Fortune Editor, Alan Murray, spotlighted the article in his Editor’s Desk piece saying, “…as we perfect machinery, that strategy [to get people to be more machine-like] is making humans more redundant. What we need in the future instead is for humans to act more like humans.”
For thirty years, I’ve been pushing a similar message, telling companies, “People don’t buy products – they buy personalities. Good companies develop their employees; great companies develop their people.”
Mr. Colvin, relating the importance of innate human behavior, says it’s all about the advanced technological age that we humans have created. Robots are replacing so many humans on the job, and doing it better, that there is hardly anything, job-wise, those robots cannot do, including surgery!
Can You Really Be Replaced?
Mr. Colvin suggests that we spend less time trying to figure out what robots and computers can never do, and focus more time emphasizing the human skills that drive our “deepest nature.” You see, we always find a new solution when necessary.
Underrated human abilities include:
- Social sensitivity
- Relationship building
These interpersonal skills, and the self-knowledge required to master them, are at the heart of my work.
Over the years, I’ve spent considerable time trying to convince corporations that their people needed just as much attention as the creation of a new product.
It’s the humans who are present in all stages of the creative process.
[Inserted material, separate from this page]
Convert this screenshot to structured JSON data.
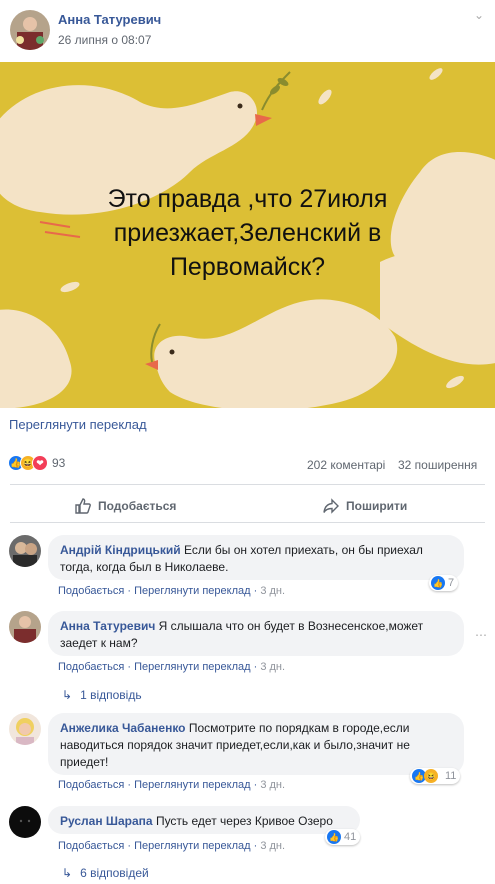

After all it was the humans who created the robots.
- Isn’t it time that we start teaching, training and guiding students beyond the STEM subjects –science, technology, engineering, and math?
- Haven’t we developed students who have more in common with the robots they create, rather than students whose interpersonal skills are in balance with their intellectual ones?
- What can be done to recognize and appreciate the much needed, sadly underrated, human skills that are so quickly becoming lost to us?
What Drives Your Deepest Nature
The beauty is that corporations seem to finally be coming around to the idea of appreciating and giving value to the human element that is real people. Hopefully, instead of trying to replace humans, they will begin to make better use of what drives our deepest nature.
For so many years, we’ve had to put our basic nature aside while the left-brain took all of the glory. Now the opportunity exists to explore the total human being.
In this time of cascading technological breakthroughs, the truly wondrous entity is the human being whose unique abilities and innate qualities are what really matters.
I am so excited to be teaching and training in a world that has become seriously open to taking on humanity’s gifts and incorporating them into business life.
Here’s a great quote I would encourage you to consider from Meg Bear, Group Vice President at Oracle, “Empathy is the critical 21st-century skill.”
What would you say is a critical 21st century skill that you’re concerned we may be losing in our daily efforts to communicate? Share what drives your deepest nature in the comments below.